All lines containing the string "JSON" must be copied from the entries.

• INPUT FOR THIS TASK:

· · · · ·

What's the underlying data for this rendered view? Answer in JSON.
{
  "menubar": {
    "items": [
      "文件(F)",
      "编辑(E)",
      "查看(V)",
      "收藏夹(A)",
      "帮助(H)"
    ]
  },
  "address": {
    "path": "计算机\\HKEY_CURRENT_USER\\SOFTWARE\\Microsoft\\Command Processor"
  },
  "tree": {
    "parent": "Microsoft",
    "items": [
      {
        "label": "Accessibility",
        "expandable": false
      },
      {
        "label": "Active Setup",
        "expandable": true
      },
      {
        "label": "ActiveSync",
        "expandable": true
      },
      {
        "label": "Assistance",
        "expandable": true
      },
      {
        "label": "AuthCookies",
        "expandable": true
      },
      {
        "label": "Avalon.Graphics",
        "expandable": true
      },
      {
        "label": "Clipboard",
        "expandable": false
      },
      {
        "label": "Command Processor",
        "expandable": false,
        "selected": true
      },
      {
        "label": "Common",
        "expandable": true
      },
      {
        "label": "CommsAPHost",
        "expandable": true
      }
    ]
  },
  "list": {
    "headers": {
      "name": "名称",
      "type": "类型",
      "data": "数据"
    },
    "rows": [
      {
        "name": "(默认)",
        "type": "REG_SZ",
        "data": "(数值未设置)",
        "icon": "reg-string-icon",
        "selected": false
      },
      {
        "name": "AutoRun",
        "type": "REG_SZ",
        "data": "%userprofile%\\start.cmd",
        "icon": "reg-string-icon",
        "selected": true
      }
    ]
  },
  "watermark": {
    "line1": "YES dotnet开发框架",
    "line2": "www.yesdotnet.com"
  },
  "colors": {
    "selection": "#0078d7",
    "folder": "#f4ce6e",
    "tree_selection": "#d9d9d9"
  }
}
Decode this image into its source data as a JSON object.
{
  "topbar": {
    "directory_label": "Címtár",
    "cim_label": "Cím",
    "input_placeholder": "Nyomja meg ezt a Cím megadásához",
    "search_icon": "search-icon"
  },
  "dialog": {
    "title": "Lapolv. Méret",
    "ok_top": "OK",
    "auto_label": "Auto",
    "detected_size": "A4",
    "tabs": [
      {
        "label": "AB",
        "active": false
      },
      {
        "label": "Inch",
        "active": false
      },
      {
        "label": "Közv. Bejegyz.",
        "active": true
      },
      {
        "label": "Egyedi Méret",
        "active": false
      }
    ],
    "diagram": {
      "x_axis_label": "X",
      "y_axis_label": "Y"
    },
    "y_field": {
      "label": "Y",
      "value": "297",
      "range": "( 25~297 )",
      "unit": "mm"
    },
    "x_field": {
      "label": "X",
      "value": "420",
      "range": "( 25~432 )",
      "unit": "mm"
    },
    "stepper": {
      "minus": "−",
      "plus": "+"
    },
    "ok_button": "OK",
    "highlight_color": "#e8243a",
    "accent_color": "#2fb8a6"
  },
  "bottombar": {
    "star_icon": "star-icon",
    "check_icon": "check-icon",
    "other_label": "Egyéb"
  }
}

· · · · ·

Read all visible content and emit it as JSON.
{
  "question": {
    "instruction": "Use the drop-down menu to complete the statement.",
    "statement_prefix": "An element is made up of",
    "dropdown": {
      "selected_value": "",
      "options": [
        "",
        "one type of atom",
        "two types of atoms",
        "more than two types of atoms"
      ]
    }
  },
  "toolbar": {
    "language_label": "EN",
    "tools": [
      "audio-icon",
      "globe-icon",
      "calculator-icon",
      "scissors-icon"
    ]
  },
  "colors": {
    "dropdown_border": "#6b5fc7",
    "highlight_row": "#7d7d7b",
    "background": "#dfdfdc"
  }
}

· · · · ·

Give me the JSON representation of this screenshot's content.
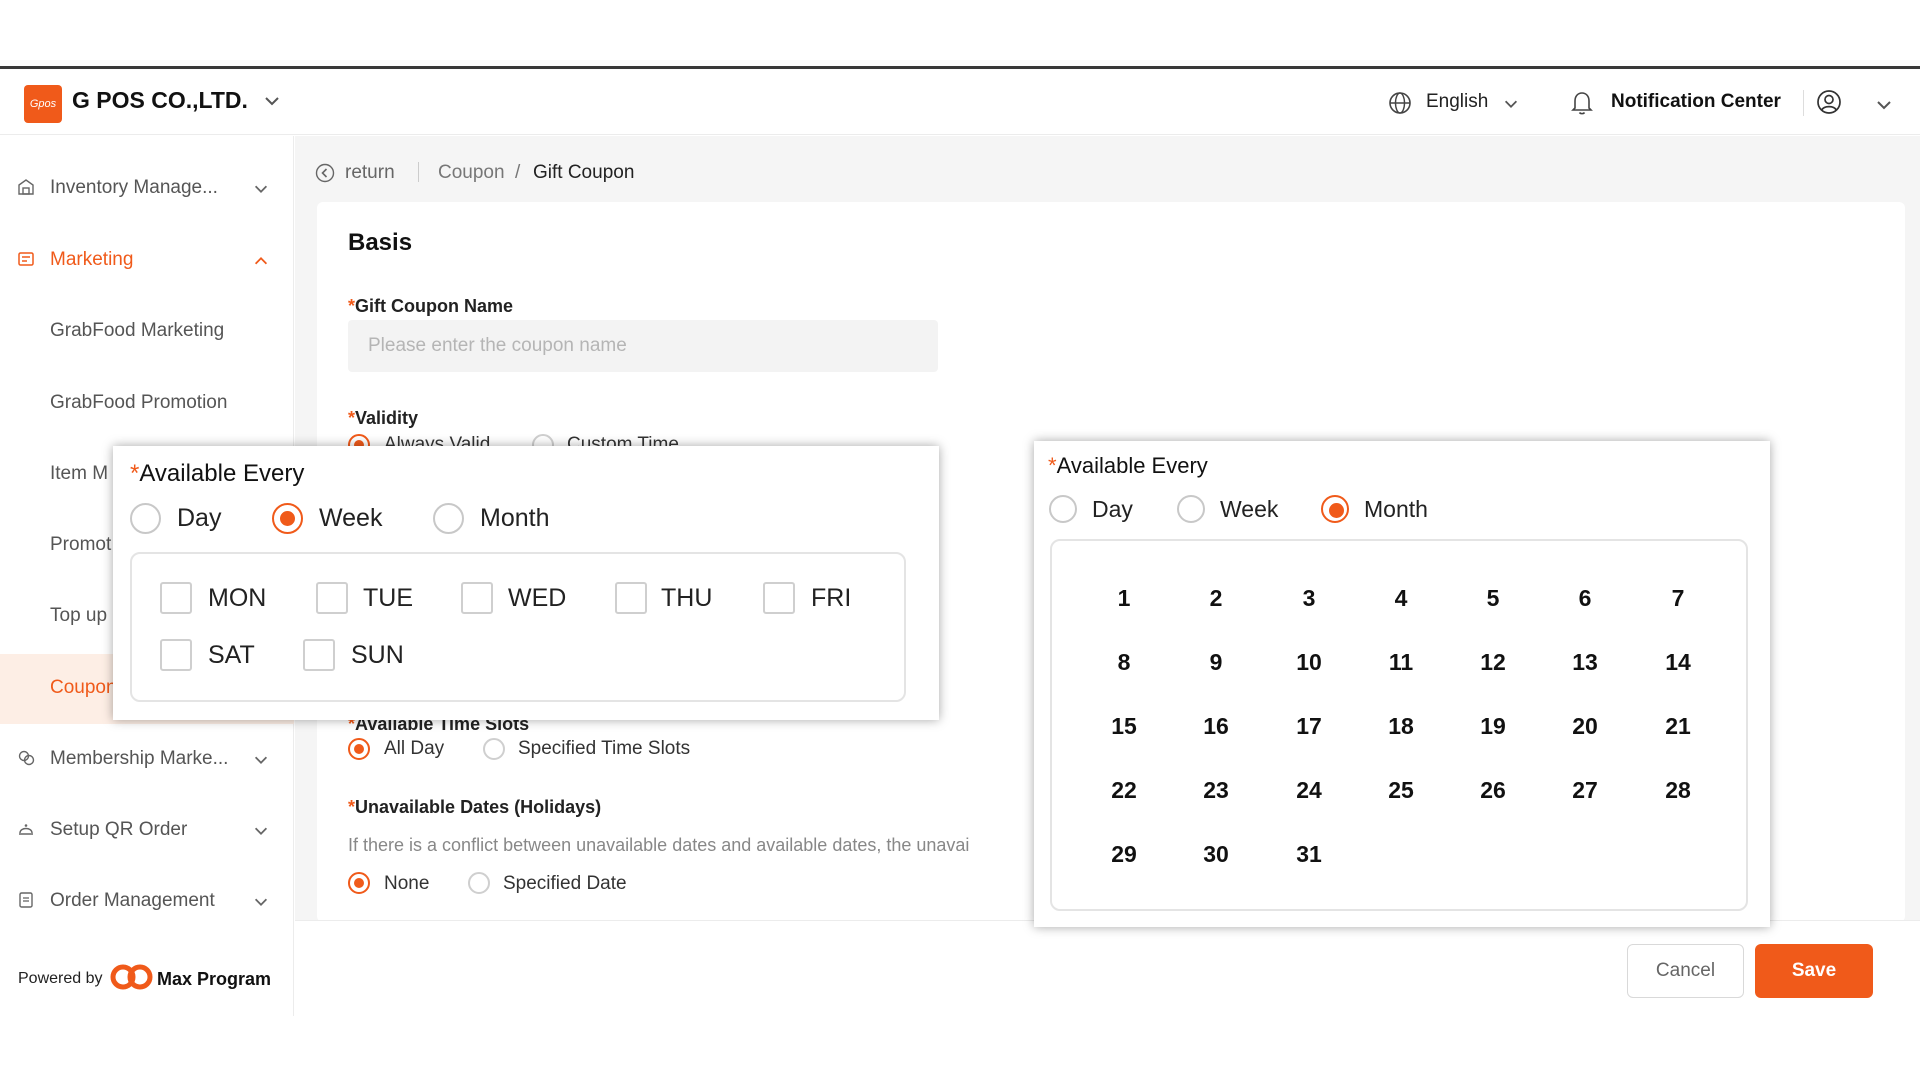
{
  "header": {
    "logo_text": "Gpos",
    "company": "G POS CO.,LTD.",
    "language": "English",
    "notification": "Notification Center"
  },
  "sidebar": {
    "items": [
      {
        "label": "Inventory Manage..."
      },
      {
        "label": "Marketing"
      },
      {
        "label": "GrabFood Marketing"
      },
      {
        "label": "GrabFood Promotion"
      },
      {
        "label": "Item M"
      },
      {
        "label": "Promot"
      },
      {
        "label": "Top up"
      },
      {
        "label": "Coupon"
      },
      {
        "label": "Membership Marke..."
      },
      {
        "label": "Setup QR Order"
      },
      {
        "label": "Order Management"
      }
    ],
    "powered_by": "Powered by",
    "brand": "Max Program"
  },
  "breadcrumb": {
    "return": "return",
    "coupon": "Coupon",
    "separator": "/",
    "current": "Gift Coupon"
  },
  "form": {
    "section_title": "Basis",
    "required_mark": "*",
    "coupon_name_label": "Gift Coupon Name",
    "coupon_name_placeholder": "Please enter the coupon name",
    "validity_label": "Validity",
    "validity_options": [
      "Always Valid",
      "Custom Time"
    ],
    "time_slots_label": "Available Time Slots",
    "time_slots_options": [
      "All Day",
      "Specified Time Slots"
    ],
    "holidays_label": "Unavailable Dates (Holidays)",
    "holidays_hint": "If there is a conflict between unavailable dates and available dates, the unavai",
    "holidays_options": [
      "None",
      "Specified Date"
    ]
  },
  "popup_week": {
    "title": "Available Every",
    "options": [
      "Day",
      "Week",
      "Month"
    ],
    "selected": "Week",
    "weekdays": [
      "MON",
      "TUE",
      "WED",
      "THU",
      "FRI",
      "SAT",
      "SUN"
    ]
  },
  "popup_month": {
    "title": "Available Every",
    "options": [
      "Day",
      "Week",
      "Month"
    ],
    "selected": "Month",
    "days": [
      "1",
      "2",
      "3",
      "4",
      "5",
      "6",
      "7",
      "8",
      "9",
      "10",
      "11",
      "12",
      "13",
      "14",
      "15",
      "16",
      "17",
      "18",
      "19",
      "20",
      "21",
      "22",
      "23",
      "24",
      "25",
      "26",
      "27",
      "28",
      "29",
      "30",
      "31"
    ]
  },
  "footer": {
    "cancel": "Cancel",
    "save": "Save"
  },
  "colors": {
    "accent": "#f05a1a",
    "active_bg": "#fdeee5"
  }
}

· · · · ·

• SOLUTION TO THIS EXERCISE:
What's the underlying data for this rendered view? Answer in JSON.
Decode this image into its source data as a JSON object.
Read all visible content and emit it as JSON.
Give me the JSON representation of this screenshot's content.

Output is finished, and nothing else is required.